She became interested in what she calls the "princess industrial complex" when she noticed her daughter drawn into the explosion of princess-related merchandise everywhere she turned.
The princess culture can lead you "to the next phase, which is what I call the Kardashianization of girlhood," Orenstein said.
There is some science to back up the critics. A 2016 study found that girls who are into princess culture at age 4 tend to be more gender stereotyped at age 5.
"Girls who adhere strongly to female gender stereotypes tend to limit themselves in different ways," said lead author Sarah Coyne, an associate professor of family life at Brigham Young University. For example, "they tend to think that they can't do well in math in or science," Coyne said.

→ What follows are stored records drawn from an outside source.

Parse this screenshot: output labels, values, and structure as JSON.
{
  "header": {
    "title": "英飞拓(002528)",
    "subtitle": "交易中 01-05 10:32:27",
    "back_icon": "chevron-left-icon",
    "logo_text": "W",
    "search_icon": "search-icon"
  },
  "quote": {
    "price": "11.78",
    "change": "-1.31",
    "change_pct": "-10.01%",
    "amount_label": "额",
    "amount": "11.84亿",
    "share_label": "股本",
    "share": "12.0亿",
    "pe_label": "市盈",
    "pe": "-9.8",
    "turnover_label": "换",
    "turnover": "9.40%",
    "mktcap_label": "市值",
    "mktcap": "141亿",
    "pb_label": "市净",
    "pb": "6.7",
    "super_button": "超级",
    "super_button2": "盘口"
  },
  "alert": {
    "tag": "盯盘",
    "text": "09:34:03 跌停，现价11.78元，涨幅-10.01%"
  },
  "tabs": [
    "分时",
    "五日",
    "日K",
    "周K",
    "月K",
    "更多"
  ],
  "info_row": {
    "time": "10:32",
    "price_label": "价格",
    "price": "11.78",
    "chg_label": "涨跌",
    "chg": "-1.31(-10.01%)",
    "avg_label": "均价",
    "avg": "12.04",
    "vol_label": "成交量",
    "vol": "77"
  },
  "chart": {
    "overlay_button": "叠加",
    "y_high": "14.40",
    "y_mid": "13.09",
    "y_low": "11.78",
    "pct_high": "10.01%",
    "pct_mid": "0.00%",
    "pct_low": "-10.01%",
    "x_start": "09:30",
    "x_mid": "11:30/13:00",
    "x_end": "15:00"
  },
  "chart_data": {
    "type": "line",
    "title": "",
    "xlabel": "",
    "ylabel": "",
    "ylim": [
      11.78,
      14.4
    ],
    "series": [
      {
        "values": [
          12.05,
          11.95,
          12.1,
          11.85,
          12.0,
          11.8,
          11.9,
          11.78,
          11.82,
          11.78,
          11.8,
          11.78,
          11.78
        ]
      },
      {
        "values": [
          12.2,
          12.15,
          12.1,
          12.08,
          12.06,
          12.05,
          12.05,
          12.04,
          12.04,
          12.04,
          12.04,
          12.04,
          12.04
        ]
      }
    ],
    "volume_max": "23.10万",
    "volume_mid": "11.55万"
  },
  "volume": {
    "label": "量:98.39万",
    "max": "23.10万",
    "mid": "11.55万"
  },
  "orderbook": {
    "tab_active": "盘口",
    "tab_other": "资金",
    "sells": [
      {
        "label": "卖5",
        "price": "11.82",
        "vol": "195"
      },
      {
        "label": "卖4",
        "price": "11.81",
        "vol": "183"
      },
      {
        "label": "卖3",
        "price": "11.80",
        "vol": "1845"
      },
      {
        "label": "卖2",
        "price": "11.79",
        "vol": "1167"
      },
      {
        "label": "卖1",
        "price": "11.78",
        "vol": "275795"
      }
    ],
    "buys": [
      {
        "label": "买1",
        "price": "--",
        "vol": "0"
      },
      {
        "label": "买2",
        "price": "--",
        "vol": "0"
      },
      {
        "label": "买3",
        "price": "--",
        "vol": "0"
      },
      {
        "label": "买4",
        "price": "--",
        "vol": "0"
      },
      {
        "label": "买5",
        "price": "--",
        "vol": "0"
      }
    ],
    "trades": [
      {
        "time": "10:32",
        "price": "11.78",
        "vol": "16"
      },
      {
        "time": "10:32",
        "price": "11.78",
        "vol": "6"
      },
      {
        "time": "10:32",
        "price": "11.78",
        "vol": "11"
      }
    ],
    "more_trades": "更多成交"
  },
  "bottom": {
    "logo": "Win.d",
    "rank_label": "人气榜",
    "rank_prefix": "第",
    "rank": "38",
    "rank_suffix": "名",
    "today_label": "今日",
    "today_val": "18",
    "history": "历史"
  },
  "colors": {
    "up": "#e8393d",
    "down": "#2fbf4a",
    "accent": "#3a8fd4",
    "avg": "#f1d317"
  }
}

A separate study published last month in the journal Science, found that girls as young as 6 could be led to believe that men were inherently more brilliant and talented than women.